What is needed. Look through the records below for the word "Campaign". Report how many lines have it, and only that number.
--- Records for this exercise Enclosed Below ---
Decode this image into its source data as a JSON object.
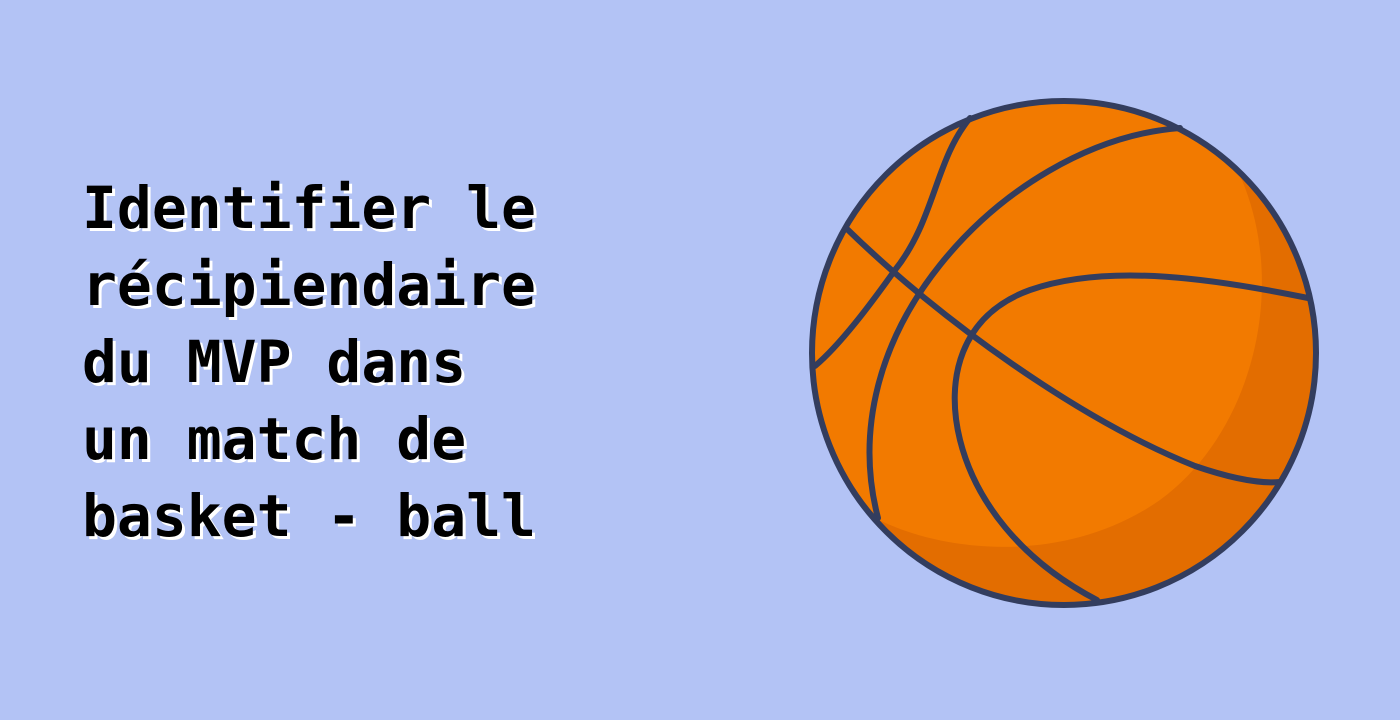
{
  "background_color": "#b3c3f5",
  "title": {
    "lines": [
      "Identifier le",
      "récipiendaire",
      "du MVP dans",
      "un match de",
      "basket - ball"
    ],
    "color": "#000000",
    "shadow_color": "#ffffff"
  },
  "illustration": {
    "icon": "basketball-icon",
    "fill_color": "#f27a00",
    "shade_color": "#e36d00",
    "stroke_color": "#333d5e"
  }
}
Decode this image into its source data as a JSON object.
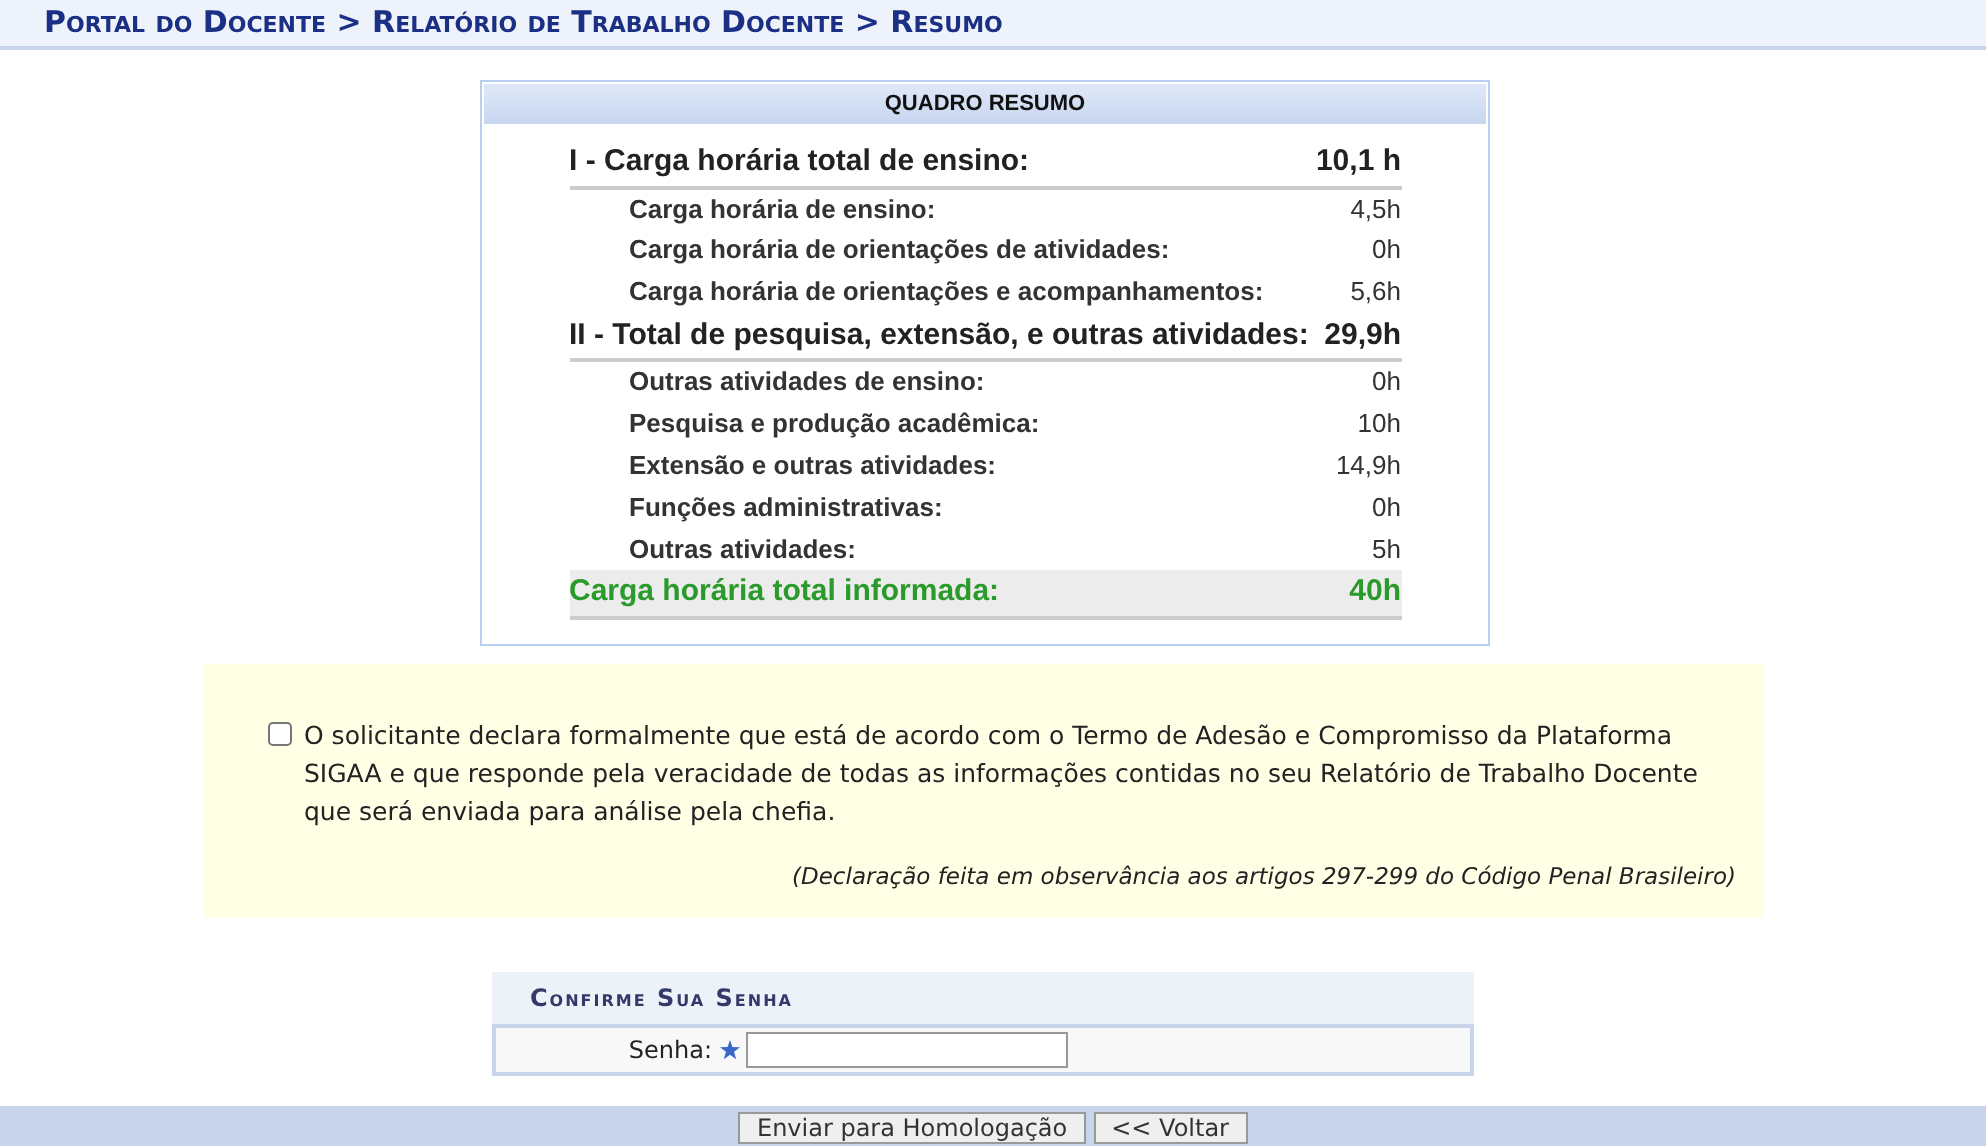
{
  "breadcrumb": "Portal do Docente > Relatório de Trabalho Docente > Resumo",
  "summary": {
    "title": "QUADRO RESUMO",
    "rows": [
      {
        "kind": "total",
        "label": "I - Carga horária total de ensino:",
        "value": "10,1 h"
      },
      {
        "kind": "item",
        "label": "Carga horária de ensino:",
        "value": "4,5h"
      },
      {
        "kind": "item",
        "label": "Carga horária de orientações de atividades:",
        "value": "0h"
      },
      {
        "kind": "item",
        "label": "Carga horária de orientações e acompanhamentos:",
        "value": "5,6h"
      },
      {
        "kind": "total",
        "label": "II - Total de pesquisa, extensão, e outras atividades:",
        "value": "29,9h"
      },
      {
        "kind": "item",
        "label": "Outras atividades de ensino:",
        "value": "0h"
      },
      {
        "kind": "item",
        "label": "Pesquisa e produção acadêmica:",
        "value": "10h"
      },
      {
        "kind": "item",
        "label": "Extensão e outras atividades:",
        "value": "14,9h"
      },
      {
        "kind": "item",
        "label": "Funções administrativas:",
        "value": "0h"
      },
      {
        "kind": "item",
        "label": "Outras atividades:",
        "value": "5h"
      },
      {
        "kind": "grand",
        "label": "Carga horária total informada:",
        "value": "40h"
      }
    ]
  },
  "declaration": {
    "checked": false,
    "text": "O solicitante declara formalmente que está de acordo com o Termo de Adesão e Compromisso da Plataforma SIGAA e que responde pela veracidade de todas as informações contidas no seu Relatório de Trabalho Docente que será enviada para análise pela chefia.",
    "note": "(Declaração feita em observância aos artigos 297-299 do Código Penal Brasileiro)"
  },
  "password": {
    "title": "Confirme Sua Senha",
    "label": "Senha:"
  },
  "buttons": [
    "Enviar para Homologação",
    "<< Voltar"
  ]
}
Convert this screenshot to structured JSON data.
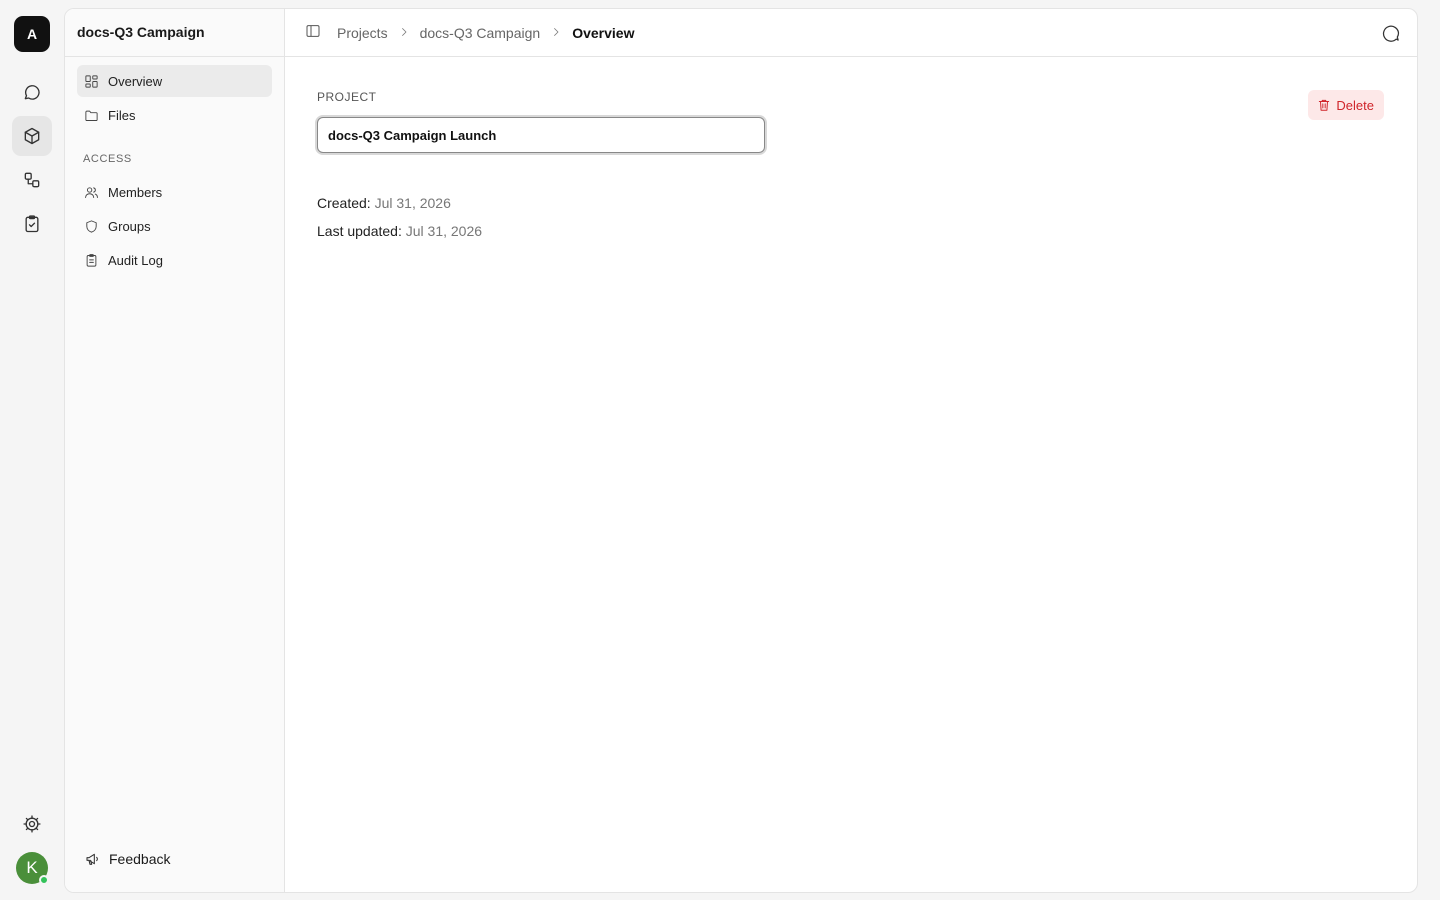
{
  "rail": {
    "logo_letter": "A",
    "items": [
      {
        "icon": "chat-icon"
      },
      {
        "icon": "cube-icon",
        "active": true
      },
      {
        "icon": "workflow-icon"
      },
      {
        "icon": "clipboard-check-icon"
      }
    ],
    "settings_icon": "gear-icon",
    "avatar_letter": "K",
    "avatar_color": "#4a8f3a",
    "status_color": "#33c25a"
  },
  "sidebar": {
    "project_title": "docs-Q3 Campaign",
    "items": [
      {
        "label": "Overview",
        "icon": "dashboard-icon",
        "active": true
      },
      {
        "label": "Files",
        "icon": "folder-icon"
      }
    ],
    "access_section_label": "ACCESS",
    "access_items": [
      {
        "label": "Members",
        "icon": "users-icon"
      },
      {
        "label": "Groups",
        "icon": "shield-icon"
      },
      {
        "label": "Audit Log",
        "icon": "clipboard-list-icon"
      }
    ],
    "feedback_label": "Feedback"
  },
  "topbar": {
    "breadcrumbs": [
      "Projects",
      "docs-Q3 Campaign",
      "Overview"
    ]
  },
  "main": {
    "field_label": "PROJECT",
    "project_name_value": "docs-Q3 Campaign Launch",
    "delete_label": "Delete",
    "delete_color": "#d0252b",
    "created_label": "Created:",
    "created_value": "Jul 31, 2026",
    "updated_label": "Last updated:",
    "updated_value": "Jul 31, 2026"
  }
}
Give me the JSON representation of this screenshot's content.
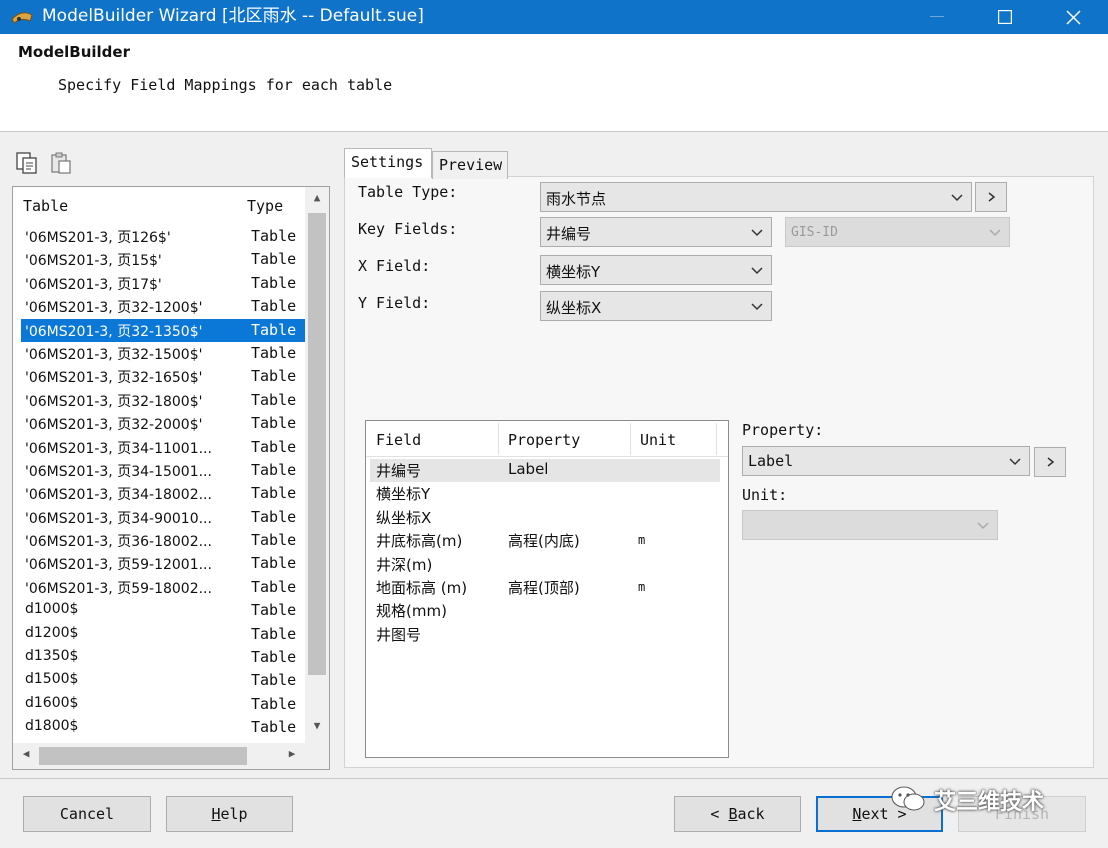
{
  "window": {
    "title": "ModelBuilder Wizard [北区雨水 -- Default.sue]",
    "icons": {
      "app": "model-app-icon",
      "maximize": "maximize-icon",
      "close": "close-icon"
    }
  },
  "header": {
    "title": "ModelBuilder",
    "subtitle": "Specify Field Mappings for each table"
  },
  "toolbar": {
    "icons": [
      "copy-icon",
      "paste-icon"
    ]
  },
  "table_list": {
    "columns": [
      "Table",
      "Type"
    ],
    "selected_index": 4,
    "rows": [
      {
        "name": "'06MS201-3, 页126$'",
        "type": "Table"
      },
      {
        "name": "'06MS201-3, 页15$'",
        "type": "Table"
      },
      {
        "name": "'06MS201-3, 页17$'",
        "type": "Table"
      },
      {
        "name": "'06MS201-3, 页32-1200$'",
        "type": "Table"
      },
      {
        "name": "'06MS201-3, 页32-1350$'",
        "type": "Table"
      },
      {
        "name": "'06MS201-3, 页32-1500$'",
        "type": "Table"
      },
      {
        "name": "'06MS201-3, 页32-1650$'",
        "type": "Table"
      },
      {
        "name": "'06MS201-3, 页32-1800$'",
        "type": "Table"
      },
      {
        "name": "'06MS201-3, 页32-2000$'",
        "type": "Table"
      },
      {
        "name": "'06MS201-3, 页34-11001...",
        "type": "Table"
      },
      {
        "name": "'06MS201-3, 页34-15001...",
        "type": "Table"
      },
      {
        "name": "'06MS201-3, 页34-18002...",
        "type": "Table"
      },
      {
        "name": "'06MS201-3, 页34-90010...",
        "type": "Table"
      },
      {
        "name": "'06MS201-3, 页36-18002...",
        "type": "Table"
      },
      {
        "name": "'06MS201-3, 页59-12001...",
        "type": "Table"
      },
      {
        "name": "'06MS201-3, 页59-18002...",
        "type": "Table"
      },
      {
        "name": "d1000$",
        "type": "Table"
      },
      {
        "name": "d1200$",
        "type": "Table"
      },
      {
        "name": "d1350$",
        "type": "Table"
      },
      {
        "name": "d1500$",
        "type": "Table"
      },
      {
        "name": "d1600$",
        "type": "Table"
      },
      {
        "name": "d1800$",
        "type": "Table"
      }
    ]
  },
  "tabs": [
    {
      "label": "Settings",
      "active": true
    },
    {
      "label": "Preview",
      "active": false
    }
  ],
  "settings": {
    "table_type_label": "Table Type:",
    "table_type_value": "雨水节点",
    "key_fields_label": "Key Fields:",
    "key_fields_value": "井编号",
    "key_fields_secondary": "GIS-ID",
    "x_field_label": "X Field:",
    "x_field_value": "横坐标Y",
    "y_field_label": "Y Field:",
    "y_field_value": "纵坐标X"
  },
  "field_list": {
    "columns": [
      "Field",
      "Property",
      "Unit"
    ],
    "rows": [
      {
        "field": "井编号",
        "property": "Label",
        "unit": ""
      },
      {
        "field": "横坐标Y",
        "property": "",
        "unit": ""
      },
      {
        "field": "纵坐标X",
        "property": "",
        "unit": ""
      },
      {
        "field": "井底标高(m)",
        "property": "高程(内底)",
        "unit": "m"
      },
      {
        "field": "井深(m)",
        "property": "",
        "unit": ""
      },
      {
        "field": "地面标高 (m)",
        "property": "高程(顶部)",
        "unit": "m"
      },
      {
        "field": "规格(mm)",
        "property": "",
        "unit": ""
      },
      {
        "field": "井图号",
        "property": "",
        "unit": ""
      }
    ]
  },
  "property_panel": {
    "property_label": "Property:",
    "property_value": "Label",
    "unit_label": "Unit:",
    "unit_value": ""
  },
  "buttons": {
    "cancel": "Cancel",
    "help_first": "H",
    "help_rest": "elp",
    "back_prefix": "< ",
    "back_first": "B",
    "back_rest": "ack",
    "next_first": "N",
    "next_rest": "ext >",
    "finish": "Finish"
  },
  "watermark": {
    "text": "艾三维技术"
  },
  "colors": {
    "titlebar": "#0f73c9",
    "selection": "#0b78d7",
    "default_button_border": "#0a6fd0"
  }
}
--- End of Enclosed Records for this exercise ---
Task response. 3